Mr. Mark Miller is a project and program manager at the United States Army CCDC Armaments Center, Benet Laboratories. Mr. Miller’s career has focused on developing environmentally-sound refractory metal coatings and coating deposition processes to improve gun-barrel and weapon systems performance and life. While working at Benet Laboratories, he has co-authored over 30 journal, CCDC and inter-governmental technical papers on the topic of refractory metal coatings or coating deposition processes. He received the SERDP Weapons Systems and Platforms Project of the Year Award for his research on chromium elimination and cannon life extension, and the Army Research and Development Achievement Award for his work on explosive bonding and machining technologies. Mr. Miller holds a bachelor’s degree in chemical engineering, a master’s degree in materials engineering, and a master’s degree of business administration and finance from Rensselaer Polytechnic Institute in Troy, New York.

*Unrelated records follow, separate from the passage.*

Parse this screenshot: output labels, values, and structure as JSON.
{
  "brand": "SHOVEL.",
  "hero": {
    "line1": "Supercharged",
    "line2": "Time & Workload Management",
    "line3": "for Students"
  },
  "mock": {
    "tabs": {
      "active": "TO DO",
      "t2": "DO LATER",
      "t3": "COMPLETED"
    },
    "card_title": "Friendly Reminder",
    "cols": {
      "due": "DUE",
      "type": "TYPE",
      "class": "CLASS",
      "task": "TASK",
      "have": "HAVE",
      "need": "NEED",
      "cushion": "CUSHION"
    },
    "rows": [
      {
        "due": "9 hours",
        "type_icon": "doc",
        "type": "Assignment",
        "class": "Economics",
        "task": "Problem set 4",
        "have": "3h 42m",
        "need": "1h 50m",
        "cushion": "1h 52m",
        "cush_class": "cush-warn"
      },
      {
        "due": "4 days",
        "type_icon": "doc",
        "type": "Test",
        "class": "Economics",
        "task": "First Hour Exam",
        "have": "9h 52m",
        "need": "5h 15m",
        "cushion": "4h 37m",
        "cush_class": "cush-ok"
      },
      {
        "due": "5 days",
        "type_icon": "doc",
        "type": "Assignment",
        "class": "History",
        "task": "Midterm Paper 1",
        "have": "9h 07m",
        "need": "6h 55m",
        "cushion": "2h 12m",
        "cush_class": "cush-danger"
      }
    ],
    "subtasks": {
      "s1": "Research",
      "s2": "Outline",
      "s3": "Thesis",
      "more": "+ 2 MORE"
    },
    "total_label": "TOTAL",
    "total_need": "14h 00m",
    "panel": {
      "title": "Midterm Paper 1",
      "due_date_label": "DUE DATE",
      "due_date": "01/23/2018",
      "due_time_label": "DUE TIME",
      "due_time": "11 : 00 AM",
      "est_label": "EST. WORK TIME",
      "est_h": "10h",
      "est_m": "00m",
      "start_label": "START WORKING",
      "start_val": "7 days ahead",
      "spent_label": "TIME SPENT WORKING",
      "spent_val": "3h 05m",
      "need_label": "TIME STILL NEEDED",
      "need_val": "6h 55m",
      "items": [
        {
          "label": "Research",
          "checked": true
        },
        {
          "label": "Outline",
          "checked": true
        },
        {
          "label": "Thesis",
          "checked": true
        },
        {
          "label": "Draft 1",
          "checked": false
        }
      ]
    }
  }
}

Mr. Aaron Nardi is the team lead for the Combat Capabilities Development Command Army Research Laboratories (ARL) Cold Spray Center and affiliated laboratories where he leads all aspects of material processing, equipment design and process parameter development for projects related to cold spray. In this role, he is also responsible for the development of new research opportunities and collaborations with other DoD sites as well as with DoD suppliers and companies in the United States industrial base. Mr. Nardi has over 40 patents related to cold spray, advanced manufacturing processes, erosion protection, wear resistant coatings development and applications, coating structures for fatigue mitigation, and components. He has presented his work at national and international conferences and co-authored publications on cold spray, thermal spray, additive manufacturing, crack growth and design optimization. Mr. Nardi has a bachelor’s degree in mechanical engineering and materials sciences from the University of Connecticut, and a master’s degree in mechanical metallurgy from Rennslear Polytechnic Institute in Troy, New York.